A recent study suggests that, surprisingly, the X-ray emission in G352 is dominated by the hotter (about 30 million degrees Celsius) debris from the explosion, rather than cooler (about 2 million degrees) emission from surrounding material that has been swept up by the expanding shock wave. This is curious because astronomers estimate that G352 exploded about 2,200 years ago, and supernova remnants of this age usually produce X-rays that are dominated by swept-up material. Scientists are still trying to come up with an explanation for this behavior.
Astronomers also conducted a search for a neutron star that may have been produced by the supernova explosion. They did not find any hints of a neutron star in G352, another astronomical puzzle involved with this system. One possibility is simply that the neutron star is too faint to be detected or that the supernova created a black hole
G352 is found about 24,000 light years from Earth in the Milky Way galaxy. A paper describing these enigmatic results was published in the February 20th, 2014 issue of The Astrophysical Journal, and is available online. The first author of this paper is Thomas Pannuti from Morehead State University in Morehead, Kentucky, with co-authors Oleg Kargaltsev (George Washington University), Jared Napier (Morehead State), and Derek Brehm (George Washington).
NASA's Marshall Space Flight Center in Huntsville, Ala., manages the Chandra program for NASA's Science Mission Directorate in Washington. The Smithsonian Astrophysical Observatory in Cambridge, Mass., controls Chandra's science and flight operations.
Was the original phenomenon observed 2,200 years ago?
Posted by JFHill on Thursday, 10.27.16 @ 11:47am
Dear Clive Fetter,
Thanks for your very good question. That radio signal comes from two background radio sources called WBH2005 352.775-0.153
and WBH2005 352.772-0.149 that are thought to be associated with a supermassive black hole in a distant galaxy. This means they do not have anything to do with the supernova remnant that is the subject of this image release. In case you're interested, here's the reference for the paper describing these sources:
Posted by CXC on Wednesday, 05.7.14 @ 11:29am
What is the curious bubble of radio signals on the left middle of the image? It doesn't seem to emanate from any of the X-ray objects in the field.

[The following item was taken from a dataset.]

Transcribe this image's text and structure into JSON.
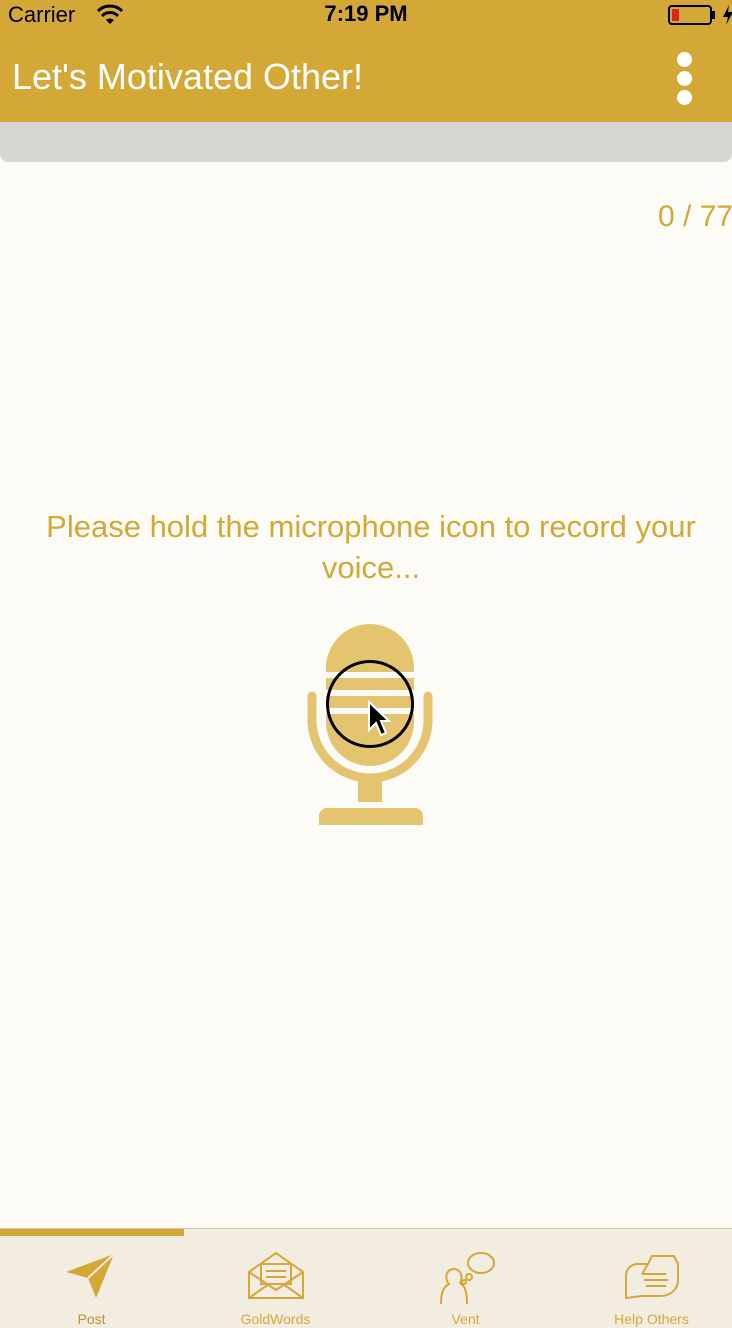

Posted by Clive Fetter on Sunday, 04.27.14 @ 10:17am
Highly impressed by the recent phenomena of your spacial investigations.
Posted by Gyorgy Szara on Monday, 04.21.14 @ 07:48am
So in other words a black hole is closer then assumed. wow I love NASA.
Posted by niag on Friday, 04.18.14 @ 07:13am
Posted by iqbal on Saturday, 04.12.14 @ 12:24pm
Posted by iqbal on Saturday, 04.12.14 @ 12:23pm
Any clue as to what the bright light I saw glow then fade was on the night of April 10, 2014 It was towards the western sky at about 11 49 pm CST.
Posted by Michele on Saturday, 04.12.14 @ 10:38am